▶ _Exercise description_
The data beneath this task is to be duplicated exactly, in its entirety.
Dataset records section start
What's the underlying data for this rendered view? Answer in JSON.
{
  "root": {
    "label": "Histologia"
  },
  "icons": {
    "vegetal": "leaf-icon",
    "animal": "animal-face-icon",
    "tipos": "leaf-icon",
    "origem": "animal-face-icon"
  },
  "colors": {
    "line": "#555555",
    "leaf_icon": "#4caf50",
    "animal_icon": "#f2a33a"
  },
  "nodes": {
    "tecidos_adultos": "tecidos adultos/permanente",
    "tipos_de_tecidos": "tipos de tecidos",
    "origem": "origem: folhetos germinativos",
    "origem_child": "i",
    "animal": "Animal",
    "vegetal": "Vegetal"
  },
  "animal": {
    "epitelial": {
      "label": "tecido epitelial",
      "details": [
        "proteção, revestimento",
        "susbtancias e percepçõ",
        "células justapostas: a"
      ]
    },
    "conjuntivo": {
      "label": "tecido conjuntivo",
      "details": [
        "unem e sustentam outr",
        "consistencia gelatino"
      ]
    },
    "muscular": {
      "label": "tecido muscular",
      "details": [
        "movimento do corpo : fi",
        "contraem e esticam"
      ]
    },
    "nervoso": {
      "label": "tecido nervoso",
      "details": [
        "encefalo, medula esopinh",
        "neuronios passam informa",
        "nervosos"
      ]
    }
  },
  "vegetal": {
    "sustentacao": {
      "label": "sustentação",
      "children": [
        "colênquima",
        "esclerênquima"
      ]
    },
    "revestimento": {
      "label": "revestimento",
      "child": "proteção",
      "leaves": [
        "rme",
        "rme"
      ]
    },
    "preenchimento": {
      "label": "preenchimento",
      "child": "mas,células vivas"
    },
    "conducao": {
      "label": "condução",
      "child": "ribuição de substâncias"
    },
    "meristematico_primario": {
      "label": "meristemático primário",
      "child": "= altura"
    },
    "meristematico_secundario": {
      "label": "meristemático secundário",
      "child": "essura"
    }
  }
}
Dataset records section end
▶ _Output of the task_
What's the underlying data for this rendered view? Answer in JSON.
{
  "root": {
    "label": "Histologia"
  },
  "icons": {
    "vegetal": "leaf-icon",
    "animal": "animal-face-icon",
    "tipos": "leaf-icon",
    "origem": "animal-face-icon"
  },
  "colors": {
    "line": "#555555",
    "leaf_icon": "#4caf50",
    "animal_icon": "#f2a33a"
  },
  "nodes": {
    "tecidos_adultos": "tecidos adultos/permanente",
    "tipos_de_tecidos": "tipos de tecidos",
    "origem": "origem: folhetos germinativos",
    "origem_child": "i",
    "animal": "Animal",
    "vegetal": "Vegetal"
  },
  "animal": {
    "epitelial": {
      "label": "tecido epitelial",
      "details": [
        "proteção, revestimento",
        "susbtancias e percepçõ",
        "células justapostas: a"
      ]
    },
    "conjuntivo": {
      "label": "tecido conjuntivo",
      "details": [
        "unem e sustentam outr",
        "consistencia gelatino"
      ]
    },
    "muscular": {
      "label": "tecido muscular",
      "details": [
        "movimento do corpo : fi",
        "contraem e esticam"
      ]
    },
    "nervoso": {
      "label": "tecido nervoso",
      "details": [
        "encefalo, medula esopinh",
        "neuronios passam informa",
        "nervosos"
      ]
    }
  },
  "vegetal": {
    "sustentacao": {
      "label": "sustentação",
      "children": [
        "colênquima",
        "esclerênquima"
      ]
    },
    "revestimento": {
      "label": "revestimento",
      "child": "proteção",
      "leaves": [
        "rme",
        "rme"
      ]
    },
    "preenchimento": {
      "label": "preenchimento",
      "child": "mas,células vivas"
    },
    "conducao": {
      "label": "condução",
      "child": "ribuição de substâncias"
    },
    "meristematico_primario": {
      "label": "meristemático primário",
      "child": "= altura"
    },
    "meristematico_secundario": {
      "label": "meristemático secundário",
      "child": "essura"
    }
  }
}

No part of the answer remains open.